(Data records for software interfaces)
******

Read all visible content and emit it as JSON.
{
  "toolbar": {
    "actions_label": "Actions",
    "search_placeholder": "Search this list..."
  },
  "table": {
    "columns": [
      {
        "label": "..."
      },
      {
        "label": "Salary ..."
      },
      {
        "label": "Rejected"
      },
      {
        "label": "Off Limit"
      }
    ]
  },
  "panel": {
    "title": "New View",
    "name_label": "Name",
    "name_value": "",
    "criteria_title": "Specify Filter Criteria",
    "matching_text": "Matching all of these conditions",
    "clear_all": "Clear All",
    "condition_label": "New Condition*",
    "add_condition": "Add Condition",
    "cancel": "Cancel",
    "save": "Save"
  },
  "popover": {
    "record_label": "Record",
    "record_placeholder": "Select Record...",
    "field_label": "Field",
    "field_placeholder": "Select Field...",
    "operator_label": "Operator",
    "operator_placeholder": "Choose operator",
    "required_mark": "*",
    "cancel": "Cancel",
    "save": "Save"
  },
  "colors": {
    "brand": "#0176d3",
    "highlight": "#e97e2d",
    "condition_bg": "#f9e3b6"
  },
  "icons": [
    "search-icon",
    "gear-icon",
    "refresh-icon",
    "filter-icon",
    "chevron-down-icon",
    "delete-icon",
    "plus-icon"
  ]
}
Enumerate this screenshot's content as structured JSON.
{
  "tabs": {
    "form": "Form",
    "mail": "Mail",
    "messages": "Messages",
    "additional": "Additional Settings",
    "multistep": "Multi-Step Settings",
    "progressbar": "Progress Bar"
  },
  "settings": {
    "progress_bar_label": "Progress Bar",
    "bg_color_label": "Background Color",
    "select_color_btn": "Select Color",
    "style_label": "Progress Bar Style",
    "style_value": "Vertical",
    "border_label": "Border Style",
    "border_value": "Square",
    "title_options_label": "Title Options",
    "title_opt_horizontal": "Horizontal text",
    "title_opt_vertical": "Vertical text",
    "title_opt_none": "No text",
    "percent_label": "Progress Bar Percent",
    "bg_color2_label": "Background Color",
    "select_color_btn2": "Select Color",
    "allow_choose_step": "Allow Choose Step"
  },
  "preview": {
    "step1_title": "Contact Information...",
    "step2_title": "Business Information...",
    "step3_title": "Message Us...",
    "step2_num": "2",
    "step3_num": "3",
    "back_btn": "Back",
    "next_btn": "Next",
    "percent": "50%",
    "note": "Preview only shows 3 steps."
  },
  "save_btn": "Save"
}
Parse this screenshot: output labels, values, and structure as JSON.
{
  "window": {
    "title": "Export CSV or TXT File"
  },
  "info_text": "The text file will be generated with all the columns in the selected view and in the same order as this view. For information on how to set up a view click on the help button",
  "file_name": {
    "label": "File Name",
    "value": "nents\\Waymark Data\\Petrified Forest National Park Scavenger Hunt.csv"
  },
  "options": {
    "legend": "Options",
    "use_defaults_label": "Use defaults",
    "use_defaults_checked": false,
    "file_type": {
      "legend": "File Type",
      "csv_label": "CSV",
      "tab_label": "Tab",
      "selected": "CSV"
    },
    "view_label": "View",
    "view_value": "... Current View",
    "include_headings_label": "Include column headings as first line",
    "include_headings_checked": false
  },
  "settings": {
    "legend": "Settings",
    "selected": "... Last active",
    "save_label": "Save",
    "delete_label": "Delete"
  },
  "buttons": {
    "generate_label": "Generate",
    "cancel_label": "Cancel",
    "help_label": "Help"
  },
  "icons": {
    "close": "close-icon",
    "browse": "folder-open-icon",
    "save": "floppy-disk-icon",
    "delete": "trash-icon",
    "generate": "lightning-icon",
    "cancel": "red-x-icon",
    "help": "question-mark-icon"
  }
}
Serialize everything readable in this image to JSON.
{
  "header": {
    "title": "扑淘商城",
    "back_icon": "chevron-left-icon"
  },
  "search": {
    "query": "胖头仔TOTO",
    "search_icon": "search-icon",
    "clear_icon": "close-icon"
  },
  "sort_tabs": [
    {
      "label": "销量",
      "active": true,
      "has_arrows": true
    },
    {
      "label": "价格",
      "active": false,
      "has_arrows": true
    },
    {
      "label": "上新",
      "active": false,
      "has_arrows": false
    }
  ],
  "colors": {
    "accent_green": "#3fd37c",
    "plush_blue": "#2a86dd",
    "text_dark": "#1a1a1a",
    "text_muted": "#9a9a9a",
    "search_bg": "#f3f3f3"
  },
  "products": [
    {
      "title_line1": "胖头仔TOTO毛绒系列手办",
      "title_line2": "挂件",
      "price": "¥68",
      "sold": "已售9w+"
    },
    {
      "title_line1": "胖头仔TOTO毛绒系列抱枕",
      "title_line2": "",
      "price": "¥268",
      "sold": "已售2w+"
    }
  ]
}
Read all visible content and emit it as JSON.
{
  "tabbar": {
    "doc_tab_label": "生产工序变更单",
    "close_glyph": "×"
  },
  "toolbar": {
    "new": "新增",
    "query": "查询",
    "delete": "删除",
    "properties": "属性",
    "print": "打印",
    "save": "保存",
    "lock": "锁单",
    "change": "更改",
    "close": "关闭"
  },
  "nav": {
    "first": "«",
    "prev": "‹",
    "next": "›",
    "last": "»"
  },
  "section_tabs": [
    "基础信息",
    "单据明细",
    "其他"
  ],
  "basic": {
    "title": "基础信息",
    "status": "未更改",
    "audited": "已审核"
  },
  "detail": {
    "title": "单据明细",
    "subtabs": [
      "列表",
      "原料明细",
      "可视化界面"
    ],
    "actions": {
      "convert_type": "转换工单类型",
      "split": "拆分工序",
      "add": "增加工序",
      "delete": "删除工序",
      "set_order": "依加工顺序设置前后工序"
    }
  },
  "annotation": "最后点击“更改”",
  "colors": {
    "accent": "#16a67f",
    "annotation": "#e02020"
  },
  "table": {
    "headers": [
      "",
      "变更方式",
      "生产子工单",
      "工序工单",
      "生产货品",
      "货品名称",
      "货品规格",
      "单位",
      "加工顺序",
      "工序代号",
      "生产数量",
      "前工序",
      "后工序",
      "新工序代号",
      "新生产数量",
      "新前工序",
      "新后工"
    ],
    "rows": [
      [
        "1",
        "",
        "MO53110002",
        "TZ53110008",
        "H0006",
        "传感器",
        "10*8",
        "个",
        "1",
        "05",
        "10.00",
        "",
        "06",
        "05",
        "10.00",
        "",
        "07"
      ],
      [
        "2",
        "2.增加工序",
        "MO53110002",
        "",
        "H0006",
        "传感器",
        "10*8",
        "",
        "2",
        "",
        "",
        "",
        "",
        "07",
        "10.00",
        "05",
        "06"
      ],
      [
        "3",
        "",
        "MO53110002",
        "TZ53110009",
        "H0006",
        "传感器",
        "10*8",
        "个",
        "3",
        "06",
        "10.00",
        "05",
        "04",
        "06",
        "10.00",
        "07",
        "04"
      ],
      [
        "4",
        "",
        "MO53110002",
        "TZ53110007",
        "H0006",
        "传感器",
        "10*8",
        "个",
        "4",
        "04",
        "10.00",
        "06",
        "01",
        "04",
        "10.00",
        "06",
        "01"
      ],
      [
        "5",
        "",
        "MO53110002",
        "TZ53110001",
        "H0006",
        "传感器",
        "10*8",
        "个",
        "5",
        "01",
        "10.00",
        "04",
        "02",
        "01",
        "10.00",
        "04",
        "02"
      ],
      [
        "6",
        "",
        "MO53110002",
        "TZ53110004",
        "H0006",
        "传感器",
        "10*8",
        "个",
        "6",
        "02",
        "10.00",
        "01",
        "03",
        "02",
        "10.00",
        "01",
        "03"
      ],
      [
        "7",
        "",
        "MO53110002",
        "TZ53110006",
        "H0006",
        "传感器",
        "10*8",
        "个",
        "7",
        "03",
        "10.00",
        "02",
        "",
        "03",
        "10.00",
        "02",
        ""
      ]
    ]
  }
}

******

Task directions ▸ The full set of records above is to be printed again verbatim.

Your solution ▸
Read all visible content and emit it as JSON.
{
  "toolbar": {
    "actions_label": "Actions",
    "search_placeholder": "Search this list..."
  },
  "table": {
    "columns": [
      {
        "label": "..."
      },
      {
        "label": "Salary ..."
      },
      {
        "label": "Rejected"
      },
      {
        "label": "Off Limit"
      }
    ]
  },
  "panel": {
    "title": "New View",
    "name_label": "Name",
    "name_value": "",
    "criteria_title": "Specify Filter Criteria",
    "matching_text": "Matching all of these conditions",
    "clear_all": "Clear All",
    "condition_label": "New Condition*",
    "add_condition": "Add Condition",
    "cancel": "Cancel",
    "save": "Save"
  },
  "popover": {
    "record_label": "Record",
    "record_placeholder": "Select Record...",
    "field_label": "Field",
    "field_placeholder": "Select Field...",
    "operator_label": "Operator",
    "operator_placeholder": "Choose operator",
    "required_mark": "*",
    "cancel": "Cancel",
    "save": "Save"
  },
  "colors": {
    "brand": "#0176d3",
    "highlight": "#e97e2d",
    "condition_bg": "#f9e3b6"
  },
  "icons": [
    "search-icon",
    "gear-icon",
    "refresh-icon",
    "filter-icon",
    "chevron-down-icon",
    "delete-icon",
    "plus-icon"
  ]
}
Enumerate this screenshot's content as structured JSON.
{
  "tabs": {
    "form": "Form",
    "mail": "Mail",
    "messages": "Messages",
    "additional": "Additional Settings",
    "multistep": "Multi-Step Settings",
    "progressbar": "Progress Bar"
  },
  "settings": {
    "progress_bar_label": "Progress Bar",
    "bg_color_label": "Background Color",
    "select_color_btn": "Select Color",
    "style_label": "Progress Bar Style",
    "style_value": "Vertical",
    "border_label": "Border Style",
    "border_value": "Square",
    "title_options_label": "Title Options",
    "title_opt_horizontal": "Horizontal text",
    "title_opt_vertical": "Vertical text",
    "title_opt_none": "No text",
    "percent_label": "Progress Bar Percent",
    "bg_color2_label": "Background Color",
    "select_color_btn2": "Select Color",
    "allow_choose_step": "Allow Choose Step"
  },
  "preview": {
    "step1_title": "Contact Information...",
    "step2_title": "Business Information...",
    "step3_title": "Message Us...",
    "step2_num": "2",
    "step3_num": "3",
    "back_btn": "Back",
    "next_btn": "Next",
    "percent": "50%",
    "note": "Preview only shows 3 steps."
  },
  "save_btn": "Save"
}
Parse this screenshot: output labels, values, and structure as JSON.
{
  "window": {
    "title": "Export CSV or TXT File"
  },
  "info_text": "The text file will be generated with all the columns in the selected view and in the same order as this view. For information on how to set up a view click on the help button",
  "file_name": {
    "label": "File Name",
    "value": "nents\\Waymark Data\\Petrified Forest National Park Scavenger Hunt.csv"
  },
  "options": {
    "legend": "Options",
    "use_defaults_label": "Use defaults",
    "use_defaults_checked": false,
    "file_type": {
      "legend": "File Type",
      "csv_label": "CSV",
      "tab_label": "Tab",
      "selected": "CSV"
    },
    "view_label": "View",
    "view_value": "... Current View",
    "include_headings_label": "Include column headings as first line",
    "include_headings_checked": false
  },
  "settings": {
    "legend": "Settings",
    "selected": "... Last active",
    "save_label": "Save",
    "delete_label": "Delete"
  },
  "buttons": {
    "generate_label": "Generate",
    "cancel_label": "Cancel",
    "help_label": "Help"
  },
  "icons": {
    "close": "close-icon",
    "browse": "folder-open-icon",
    "save": "floppy-disk-icon",
    "delete": "trash-icon",
    "generate": "lightning-icon",
    "cancel": "red-x-icon",
    "help": "question-mark-icon"
  }
}
Serialize everything readable in this image to JSON.
{
  "header": {
    "title": "扑淘商城",
    "back_icon": "chevron-left-icon"
  },
  "search": {
    "query": "胖头仔TOTO",
    "search_icon": "search-icon",
    "clear_icon": "close-icon"
  },
  "sort_tabs": [
    {
      "label": "销量",
      "active": true,
      "has_arrows": true
    },
    {
      "label": "价格",
      "active": false,
      "has_arrows": true
    },
    {
      "label": "上新",
      "active": false,
      "has_arrows": false
    }
  ],
  "colors": {
    "accent_green": "#3fd37c",
    "plush_blue": "#2a86dd",
    "text_dark": "#1a1a1a",
    "text_muted": "#9a9a9a",
    "search_bg": "#f3f3f3"
  },
  "products": [
    {
      "title_line1": "胖头仔TOTO毛绒系列手办",
      "title_line2": "挂件",
      "price": "¥68",
      "sold": "已售9w+"
    },
    {
      "title_line1": "胖头仔TOTO毛绒系列抱枕",
      "title_line2": "",
      "price": "¥268",
      "sold": "已售2w+"
    }
  ]
}
Read all visible content and emit it as JSON.
{
  "tabbar": {
    "doc_tab_label": "生产工序变更单",
    "close_glyph": "×"
  },
  "toolbar": {
    "new": "新增",
    "query": "查询",
    "delete": "删除",
    "properties": "属性",
    "print": "打印",
    "save": "保存",
    "lock": "锁单",
    "change": "更改",
    "close": "关闭"
  },
  "nav": {
    "first": "«",
    "prev": "‹",
    "next": "›",
    "last": "»"
  },
  "section_tabs": [
    "基础信息",
    "单据明细",
    "其他"
  ],
  "basic": {
    "title": "基础信息",
    "status": "未更改",
    "audited": "已审核"
  },
  "detail": {
    "title": "单据明细",
    "subtabs": [
      "列表",
      "原料明细",
      "可视化界面"
    ],
    "actions": {
      "convert_type": "转换工单类型",
      "split": "拆分工序",
      "add": "增加工序",
      "delete": "删除工序",
      "set_order": "依加工顺序设置前后工序"
    }
  },
  "annotation": "最后点击“更改”",
  "colors": {
    "accent": "#16a67f",
    "annotation": "#e02020"
  },
  "table": {
    "headers": [
      "",
      "变更方式",
      "生产子工单",
      "工序工单",
      "生产货品",
      "货品名称",
      "货品规格",
      "单位",
      "加工顺序",
      "工序代号",
      "生产数量",
      "前工序",
      "后工序",
      "新工序代号",
      "新生产数量",
      "新前工序",
      "新后工"
    ],
    "rows": [
      [
        "1",
        "",
        "MO53110002",
        "TZ53110008",
        "H0006",
        "传感器",
        "10*8",
        "个",
        "1",
        "05",
        "10.00",
        "",
        "06",
        "05",
        "10.00",
        "",
        "07"
      ],
      [
        "2",
        "2.增加工序",
        "MO53110002",
        "",
        "H0006",
        "传感器",
        "10*8",
        "",
        "2",
        "",
        "",
        "",
        "",
        "07",
        "10.00",
        "05",
        "06"
      ],
      [
        "3",
        "",
        "MO53110002",
        "TZ53110009",
        "H0006",
        "传感器",
        "10*8",
        "个",
        "3",
        "06",
        "10.00",
        "05",
        "04",
        "06",
        "10.00",
        "07",
        "04"
      ],
      [
        "4",
        "",
        "MO53110002",
        "TZ53110007",
        "H0006",
        "传感器",
        "10*8",
        "个",
        "4",
        "04",
        "10.00",
        "06",
        "01",
        "04",
        "10.00",
        "06",
        "01"
      ],
      [
        "5",
        "",
        "MO53110002",
        "TZ53110001",
        "H0006",
        "传感器",
        "10*8",
        "个",
        "5",
        "01",
        "10.00",
        "04",
        "02",
        "01",
        "10.00",
        "04",
        "02"
      ],
      [
        "6",
        "",
        "MO53110002",
        "TZ53110004",
        "H0006",
        "传感器",
        "10*8",
        "个",
        "6",
        "02",
        "10.00",
        "01",
        "03",
        "02",
        "10.00",
        "01",
        "03"
      ],
      [
        "7",
        "",
        "MO53110002",
        "TZ53110006",
        "H0006",
        "传感器",
        "10*8",
        "个",
        "7",
        "03",
        "10.00",
        "02",
        "",
        "03",
        "10.00",
        "02",
        ""
      ]
    ]
  }
}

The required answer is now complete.